Cat wrote:This may be wayyy wide of the mark, but had you thought of some of the milk substitutes on the market, transferred from carton to suitabule vessel onsite. I'm thinking of the rice-dream, oatly, soya cream type things with a drop of proper almond essence added. The soya cream may split - one risk. I'm sure I've seen a nut-milk somewhere. Hmmmm, a trip to Waitrose may be in order.
(How do you milk a nut anyways?! :wtf: )


You can get almond milk in some good health food stores but it is very thin and I have not found it good for cooking purposes, this may however be as a result of the dishes I was trying to make. It is always worth giving things a trial run in the kitchen at home to check this sort of thing out.

Re: Almond Milk
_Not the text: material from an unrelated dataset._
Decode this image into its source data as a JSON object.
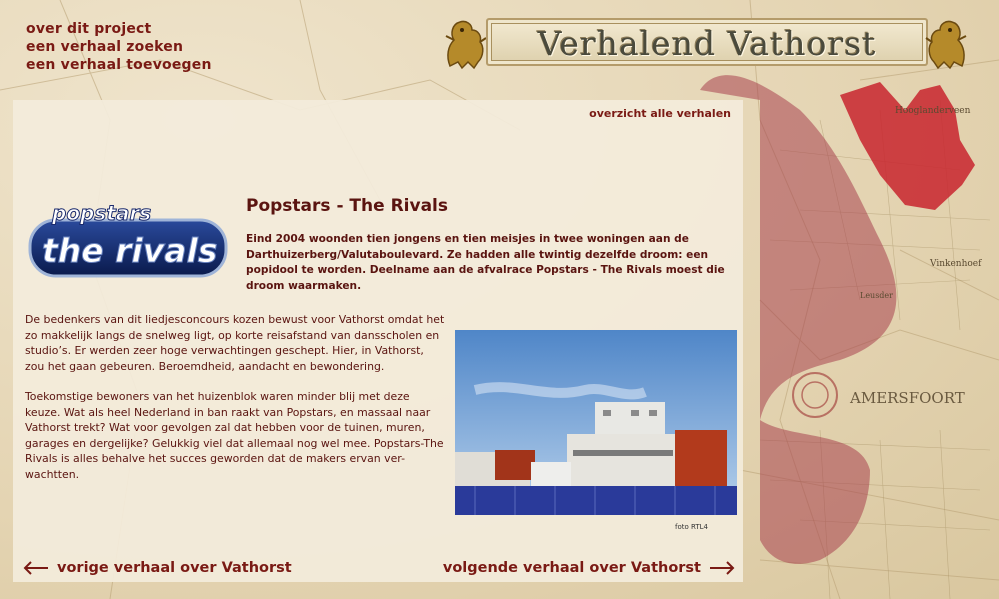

Posted: Fri Mar 12, 2010 6:23 pm
by Fairfax
first port of call for anything like this is a good Oriental/Asian super market, if you can find one on the net, ring them, ask them if they have anything like what you are asking, if they haven't they can tell you the next best thing, as quite often their product would be under a different label/name, plus they are very cheap. I managed to get 2kilos of Gallangal for £3.00, Once you are known (for good or bad) they are very obliging,

Re: Almond Milk

Posted: Wed Apr 21, 2010 12:55 pm
by bonnacon
Just an update - amongst an avalanche of assorted dishes at our group's inaugural bash of the season over easter weekend, my partner produced "hens in bruette" with rice. It was almost a mild and creamy chicken curry and the almond milk came through loud and clear, giving a lovely subtle flavour to what I mistakenly thought at first taste was a rather bland dish.
Almond milk - I'm a fan.

Re: Almond Milk

Posted: Sun Apr 25, 2010 8:16 pm
by GreensAndNettles
Almond Milk was a lot more stable than cows milk, which would spoil / sour easily, especially in heat.

Re: Almond Milk

Posted: Mon Apr 26, 2010 4:42 pm
by gregory23b
You make almond milk to order, it is a much longer term proposition to wait for a feeding cow.